Digital diva rises to stardom
Lana Del Rey is the biggest name in music right now. But perhaps her rise to fame, more than anyone else's, was as sudden as it was untraditional in the traditional sense of the word.
Despite releasing her debut Lana Del Rey aka Lizzy Grant (her birth name) digitally in 2010, she remained an unknown. The album was a commercial flop and yanked from iTunes after two months.
But Del Ray's next move ultimately propelled her to the mainstream of pop - and it happened almost instantly. She uploaded a homemade clip of her song Video Games to YouTube in mid-August. The video went viral, generating nearly 25 million views. Music fans and artists took notice, even inspiring a cover version by English rock band Kasabian.
'I put up Video Games for myself,' says the 25-year-old native of Lake Placid, New York. 'It was slow, it was a ballad, it kind of had no chorus. I put it up on YouTube, and it worked. Every day there were thousands more views. I just sat there wondering where these people were coming from.
'I had no idea how they'd heard it, but people came and started talking to me because of that song. It was not what I expected. But what a relief.'
So it's only ironic that YouTube was also how many others saw her now infamous performance on Saturday Night Live. Television news anchor Brian Williams derided the act as 'one of the worst outings in SNL history'.
On the show, she looked nervous, awkward, even amateurish, critics say. But really, what did we expect from someone who went from internet buzz to magazine covers in less than six months?
Her apparent stage fright seems to be a recurring theme in her life.

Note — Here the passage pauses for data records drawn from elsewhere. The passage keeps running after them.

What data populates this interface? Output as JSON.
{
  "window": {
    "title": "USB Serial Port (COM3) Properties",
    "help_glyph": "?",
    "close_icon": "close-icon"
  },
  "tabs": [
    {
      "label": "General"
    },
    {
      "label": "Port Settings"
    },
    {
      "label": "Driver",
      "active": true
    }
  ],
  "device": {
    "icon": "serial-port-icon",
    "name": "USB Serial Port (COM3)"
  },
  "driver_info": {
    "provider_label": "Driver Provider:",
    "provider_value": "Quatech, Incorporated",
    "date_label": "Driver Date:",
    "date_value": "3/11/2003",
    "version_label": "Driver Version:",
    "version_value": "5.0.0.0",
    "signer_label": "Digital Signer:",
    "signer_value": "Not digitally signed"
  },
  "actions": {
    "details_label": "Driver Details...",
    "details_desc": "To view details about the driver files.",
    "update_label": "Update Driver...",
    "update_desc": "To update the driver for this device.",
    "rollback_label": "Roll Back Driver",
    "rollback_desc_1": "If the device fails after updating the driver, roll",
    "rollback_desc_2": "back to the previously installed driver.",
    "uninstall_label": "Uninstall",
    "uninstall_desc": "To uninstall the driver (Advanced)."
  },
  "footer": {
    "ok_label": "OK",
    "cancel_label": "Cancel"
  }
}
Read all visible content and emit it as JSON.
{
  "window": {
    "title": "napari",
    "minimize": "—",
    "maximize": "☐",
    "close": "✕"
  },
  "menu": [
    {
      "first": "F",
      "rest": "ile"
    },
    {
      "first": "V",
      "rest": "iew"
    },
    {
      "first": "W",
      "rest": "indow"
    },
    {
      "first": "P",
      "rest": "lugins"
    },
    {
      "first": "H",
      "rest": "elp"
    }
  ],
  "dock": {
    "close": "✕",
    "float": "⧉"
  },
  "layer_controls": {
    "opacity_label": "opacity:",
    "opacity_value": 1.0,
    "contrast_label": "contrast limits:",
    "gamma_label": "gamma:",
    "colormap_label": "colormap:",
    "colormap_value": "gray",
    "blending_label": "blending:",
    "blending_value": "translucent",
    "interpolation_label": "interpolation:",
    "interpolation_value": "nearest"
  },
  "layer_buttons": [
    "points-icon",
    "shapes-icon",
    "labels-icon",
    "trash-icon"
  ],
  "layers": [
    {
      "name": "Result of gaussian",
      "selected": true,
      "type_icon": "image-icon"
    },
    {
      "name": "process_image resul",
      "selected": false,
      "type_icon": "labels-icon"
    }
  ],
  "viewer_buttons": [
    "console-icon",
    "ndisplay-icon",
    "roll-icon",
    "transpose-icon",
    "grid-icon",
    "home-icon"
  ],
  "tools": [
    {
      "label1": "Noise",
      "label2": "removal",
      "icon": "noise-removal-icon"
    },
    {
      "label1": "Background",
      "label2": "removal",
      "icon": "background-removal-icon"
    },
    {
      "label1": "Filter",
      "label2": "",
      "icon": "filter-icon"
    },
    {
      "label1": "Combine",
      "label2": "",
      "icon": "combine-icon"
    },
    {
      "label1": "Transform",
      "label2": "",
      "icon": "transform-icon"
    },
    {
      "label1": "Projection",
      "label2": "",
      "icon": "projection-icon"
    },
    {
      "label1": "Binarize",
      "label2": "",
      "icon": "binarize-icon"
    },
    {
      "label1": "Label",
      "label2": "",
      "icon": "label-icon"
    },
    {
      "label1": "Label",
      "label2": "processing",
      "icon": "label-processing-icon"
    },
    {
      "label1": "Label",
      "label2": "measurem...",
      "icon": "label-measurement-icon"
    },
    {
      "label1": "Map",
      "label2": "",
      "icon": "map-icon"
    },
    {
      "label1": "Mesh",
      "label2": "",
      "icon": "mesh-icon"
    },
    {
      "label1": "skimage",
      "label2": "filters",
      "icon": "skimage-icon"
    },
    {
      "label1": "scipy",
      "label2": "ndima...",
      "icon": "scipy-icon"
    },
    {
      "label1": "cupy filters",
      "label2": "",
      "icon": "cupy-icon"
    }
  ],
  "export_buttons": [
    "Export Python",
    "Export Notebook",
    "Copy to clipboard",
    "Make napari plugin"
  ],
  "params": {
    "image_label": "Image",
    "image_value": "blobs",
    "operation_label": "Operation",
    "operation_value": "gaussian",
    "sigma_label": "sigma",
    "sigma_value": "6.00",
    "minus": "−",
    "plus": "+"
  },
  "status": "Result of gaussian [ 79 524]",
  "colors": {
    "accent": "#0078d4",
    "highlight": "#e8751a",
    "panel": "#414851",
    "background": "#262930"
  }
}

At 19, Del Ray performed at her first open mic. 'The first open mic was shocking to me,' she explains. 'I had my acoustic guitar. Everybody stopped ? It was a rock bar. I didn't belong there. I sang a ballad, sort of exactly like Video Games, that I had written with three chords.'
The night did not end as tragically as it could have. As she was leaving the venue, 'somebody ran out after me and said, 'You should come to a night I'm doing next week and play some songs for me.' I was afraid of everything. If they had laughed at me that night, I would have never come back on stage. Ever.'
One can only imagine the great disservice that one chuckle at the club that night would have been for the music industry. Del Ray has the hard part down - the music. Now she needs to find a way to deal with nerves. We wish her luck.